In summer, weaker winds move the clouds more slowly. Heat absorbed by the city and pollution's interference with raindrop formation interact to cause the clouds to intensify before producing precipitation. The onset of rainfall from a cloud leads eventually to its demise by cooling off the air near the ground. the air pollution delays the onset of precipitation, so that the intense storm clouds can build higher and larger before they start precipitating and subsequently dissipating. Therefore, these larger and more intense thunderstorm clouds produce eventually heavier rainfall on the city and the downwind areas. First is the unpolluted, then the polluted case.
GCMD keywords can be found on the Internet with the following citation:
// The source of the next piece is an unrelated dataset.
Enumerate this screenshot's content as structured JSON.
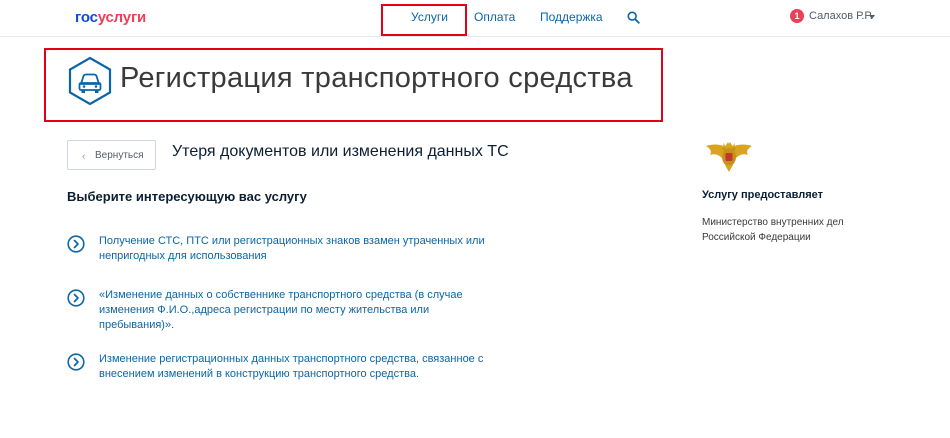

Olsen, L.M., G. Major, K. Shein, J. Scialdone, S. Ritz, T. Stevens, M. Morahan, A. Aleman, R. Vogel, S. Leicester, H. Weir, M. Meaux, S. Grebas, C.Solomon, M. Holland, T. Northcutt, R. A. Restrepo, R. Bilodeau, 2013. NASA/Global Change Master Directory (GCMD) Earth Science Keywords. Version 126.96.36.199.0